Tracking – grouping students by ability into different classrooms, or different schools – is a common, but often contentious, practice at all levels of education. On both sides of the debate, however, it is typically assumed that, at a minimum, students placed into high-ability classrooms will be better off, either because they interact with higher-achieving peers or because they experience a more supportive learning environment. Riehl’s research suggests the opposite. It finds that students who barely miss out on placement in the high-ability cohort actually benefit from the fact that there better prepared academically than their peers in the lower-ability track.
“Tracking is pervasive in education at all levels,” Riehl said. “The debate typically centers on the lower-ability tracks --- some argue that students in these tracks are stigmatized, while others believe they benefit from less difficult material. On the other hand, people usually assume that it’s good for the students who are placed in the upper track because they are in a high-achieving environment.
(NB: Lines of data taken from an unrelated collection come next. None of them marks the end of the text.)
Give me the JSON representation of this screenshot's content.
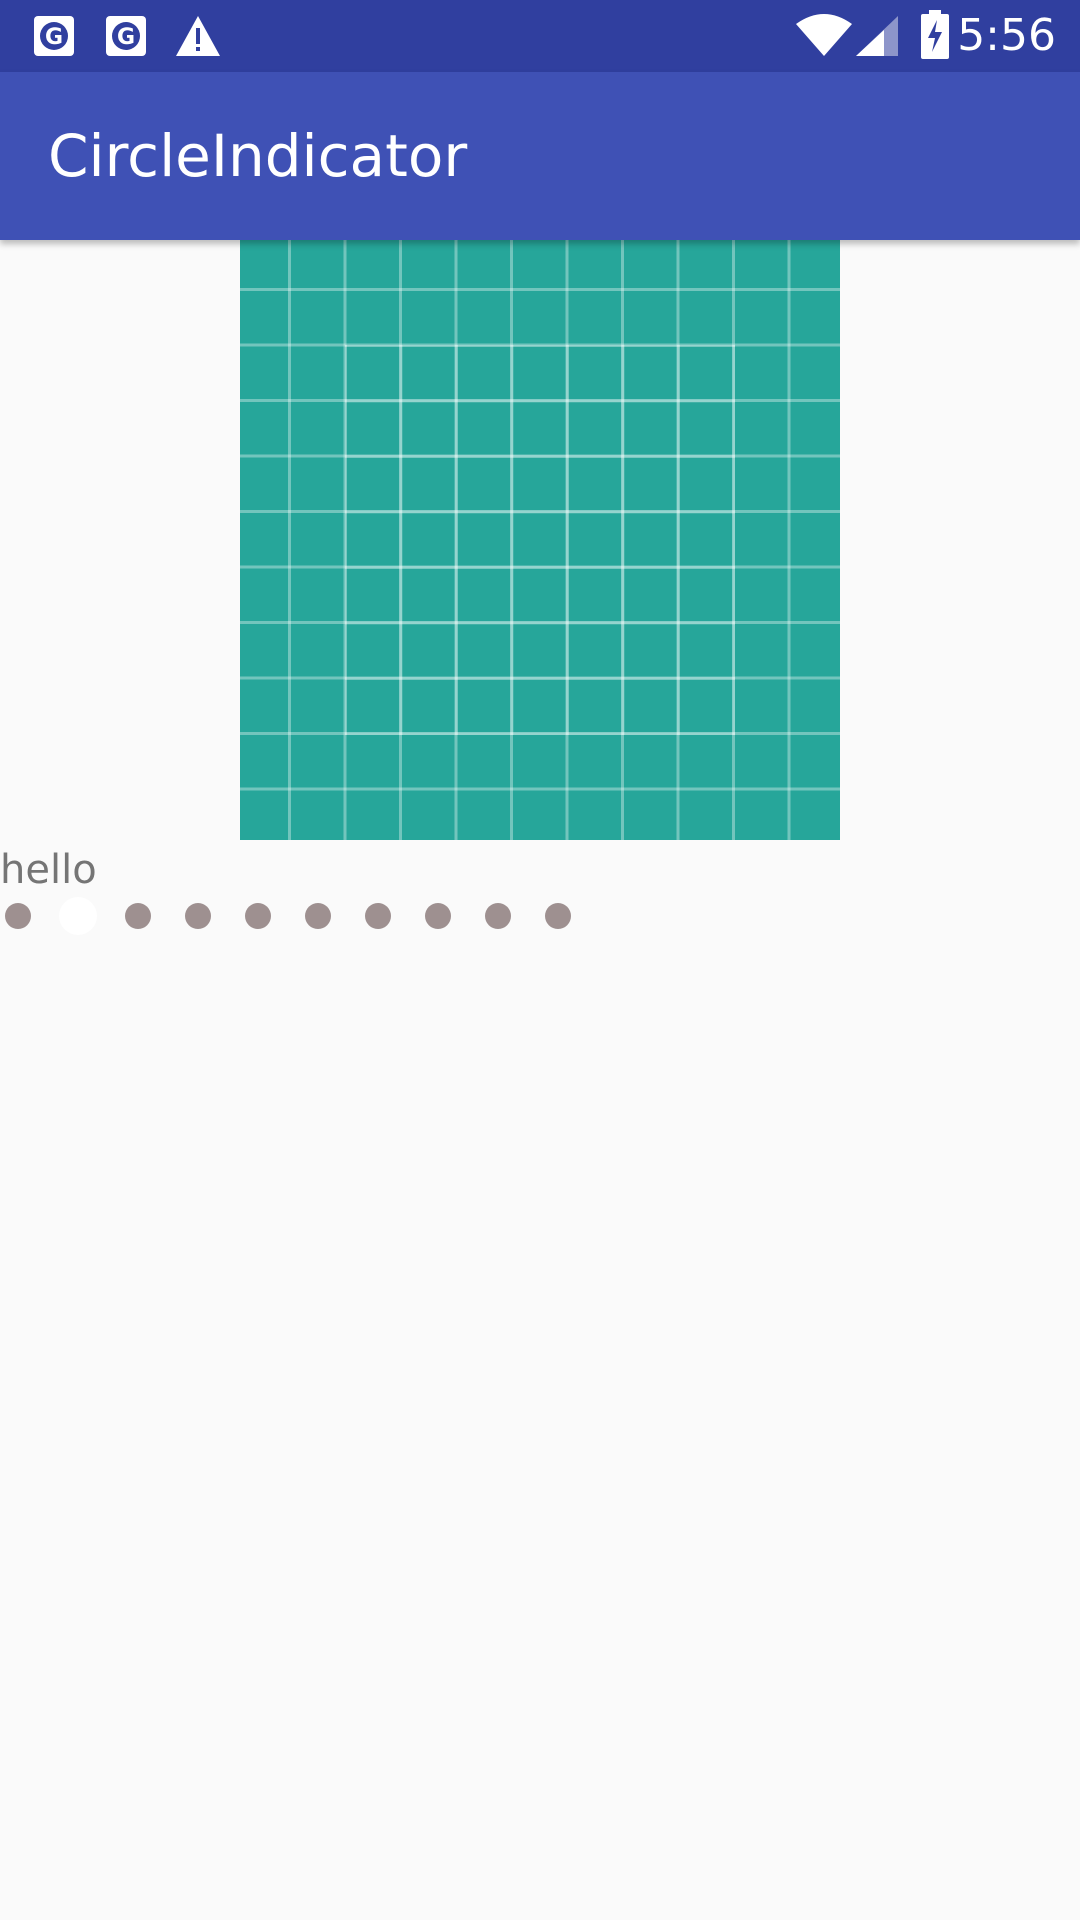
{
  "status_bar": {
    "time": "5:56",
    "left_icons": [
      "google-notification-icon",
      "google-notification-icon",
      "warning-icon"
    ],
    "right_icons": [
      "wifi-icon",
      "signal-icon",
      "battery-charging-icon"
    ]
  },
  "app_bar": {
    "title": "CircleIndicator"
  },
  "pager": {
    "background_color": "#26a69a",
    "page_icon": "grid-pattern-image"
  },
  "label": {
    "text": "hello"
  },
  "indicator": {
    "dot_count": 10,
    "active_index": 1,
    "active_color": "#ffffff",
    "inactive_color": "#9e9090"
  },
  "colors": {
    "status_bar": "#303f9f",
    "app_bar": "#3f51b5",
    "background": "#fafafa"
  }
}
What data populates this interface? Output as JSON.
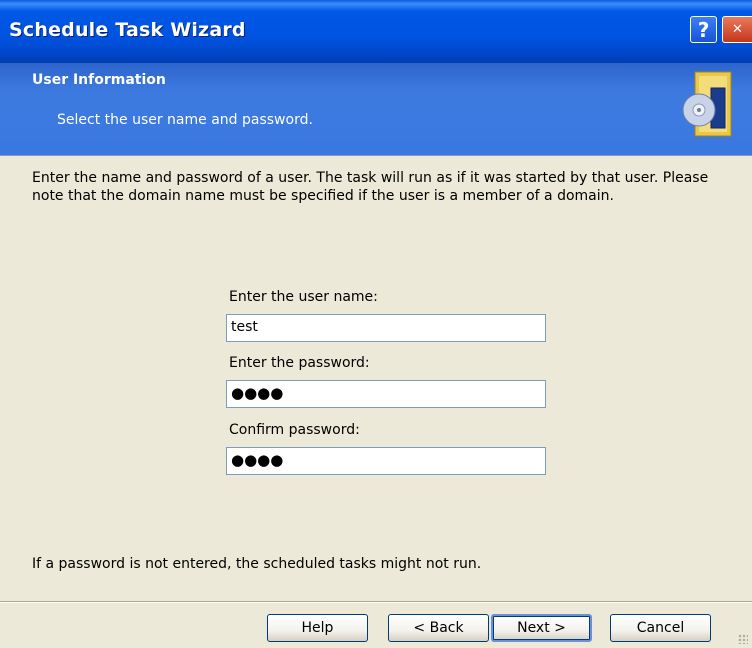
{
  "window": {
    "title": "Schedule Task Wizard",
    "help_button": "?",
    "close_button": "✕"
  },
  "header": {
    "title": "User Information",
    "subtitle": "Select the user name and password."
  },
  "body": {
    "intro": "Enter the name and password of a user. The task will run as if it was started by that user. Please note that the domain name must be specified if the user is a member of a domain.",
    "username_label": "Enter the user name:",
    "username_value": "test",
    "password_label": "Enter the password:",
    "password_value": "●●●●",
    "confirm_label": "Confirm password:",
    "confirm_value": "●●●●",
    "note": "If a password is not entered, the scheduled tasks might not run."
  },
  "buttons": {
    "help": "Help",
    "back": "< Back",
    "next": "Next >",
    "cancel": "Cancel"
  },
  "colors": {
    "titlebar": "#0053e0",
    "header_band": "#3a78df",
    "dialog_bg": "#ece9d8"
  }
}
Our paper shows that, particularly at colleges where there are a lot of students who don’t graduate, it’s not always good to be in that upper track because then you’re less prepared than many of your classmates.”
In the paper, “Do college students benefit from placement into higher-achieving classes?,” published in June in the Journal of Public Economics, Riehl and his co-author, Nicolás de Roux of the Universidad de los Andes, examined an admission system at a prestigious Colombian university – Univalle – that tracked admitted students into high- and lower-ability classes in the same majors.
In a typical year, students apply to specific majors at Univalle in cohorts that begin in either the fall or the spring, and admission is based solely on scores from a national standardized exam. But, from 2000–2003, several of Univalle’s architecture, business and engineering programs used admission scores to track students into separate fall and spring cohorts. The 60 highest-scoring applicants were admitted to a fall cohort, and the next 60 applicants were admitted to a spring cohort of the same program. This tracking system allowed Riehl and de Roux to conduct their research.
“Students were on the margin of admission to either the fall or the spring cohort, so we can compare those students who just barely got into the fall cohort versus those students who just barely missed out and were placed into the spring cohort,” Riehl says. “And what that means is that they were in the same school, they were taking the same classes, often taught by the same faculty just one semester apart, but students admitted in the fall had much higher ability peers. And the ones who were admitted to the spring cohorts had lower-ability peers. Students who just barely missed getting into that high ability cohort were more likely to pass their first year classes, and more likely to earn a degree in the long run.”
“Our results are consistent with the idea that some degree of tracking is beneficial for students,” Riehl said.